§ Directions for this task
Please set down the data word for word; images do not go in the copy.

(Data entries)
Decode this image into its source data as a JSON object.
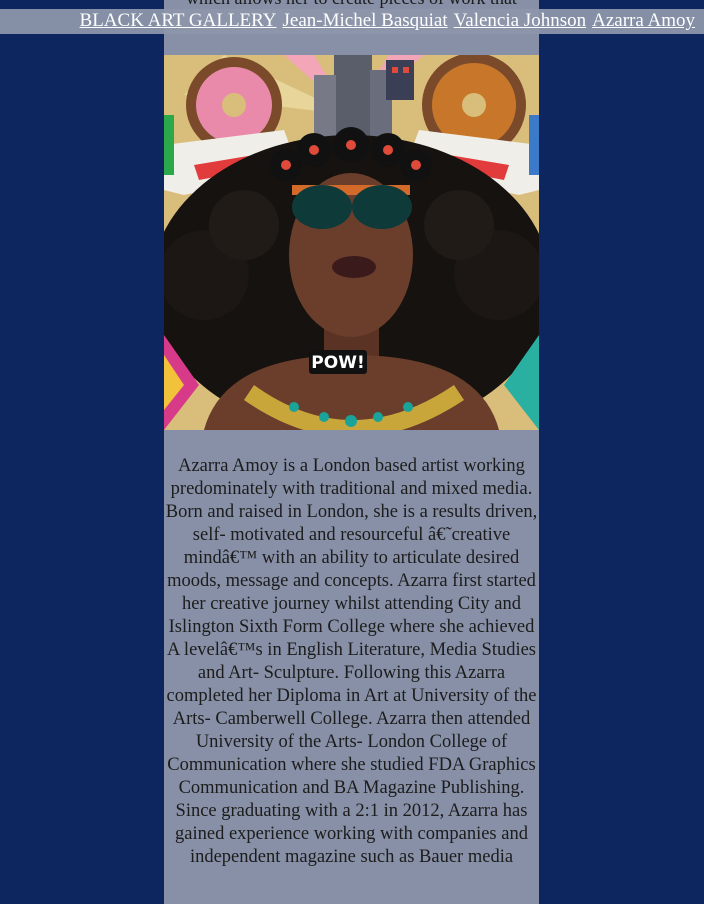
{
  "nav": {
    "links": [
      "BLACK ART GALLERY",
      "Jean-Michel Basquiat",
      "Valencia Johnson",
      "Azarra Amoy"
    ]
  },
  "page": {
    "top_text": "which allows her to create pieces of work that",
    "artwork_badge_text": "POW!",
    "bio": "Azarra Amoy is a London based artist working predominately with traditional and mixed media. Born and raised in London, she is a results driven, self- motivated and resourceful â€˜creative mindâ€™ with an ability to articulate desired moods, message and concepts. Azarra first started her creative journey whilst attending City and Islington Sixth Form College where she achieved A levelâ€™s in English Literature, Media Studies and Art- Sculpture. Following this Azarra completed her Diploma in Art at University of the Arts- Camberwell College. Azarra then attended University of the Arts- London College of Communication where she studied FDA Graphics Communication and BA Magazine Publishing. Since graduating with a 2:1 in 2012, Azarra has gained experience working with companies and independent magazine such as Bauer media"
  },
  "colors": {
    "page_background": "#0e2660",
    "column_background": "#8790a6",
    "navbar_background": "#8c96aa",
    "link_color": "#ffffff"
  }
}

§ Result
Decode this image into its source data as a JSON object.
{
  "nav": {
    "links": [
      "BLACK ART GALLERY",
      "Jean-Michel Basquiat",
      "Valencia Johnson",
      "Azarra Amoy"
    ]
  },
  "page": {
    "top_text": "which allows her to create pieces of work that",
    "artwork_badge_text": "POW!",
    "bio": "Azarra Amoy is a London based artist working predominately with traditional and mixed media. Born and raised in London, she is a results driven, self- motivated and resourceful â€˜creative mindâ€™ with an ability to articulate desired moods, message and concepts. Azarra first started her creative journey whilst attending City and Islington Sixth Form College where she achieved A levelâ€™s in English Literature, Media Studies and Art- Sculpture. Following this Azarra completed her Diploma in Art at University of the Arts- Camberwell College. Azarra then attended University of the Arts- London College of Communication where she studied FDA Graphics Communication and BA Magazine Publishing. Since graduating with a 2:1 in 2012, Azarra has gained experience working with companies and independent magazine such as Bauer media"
  },
  "colors": {
    "page_background": "#0e2660",
    "column_background": "#8790a6",
    "navbar_background": "#8c96aa",
    "link_color": "#ffffff"
  }
}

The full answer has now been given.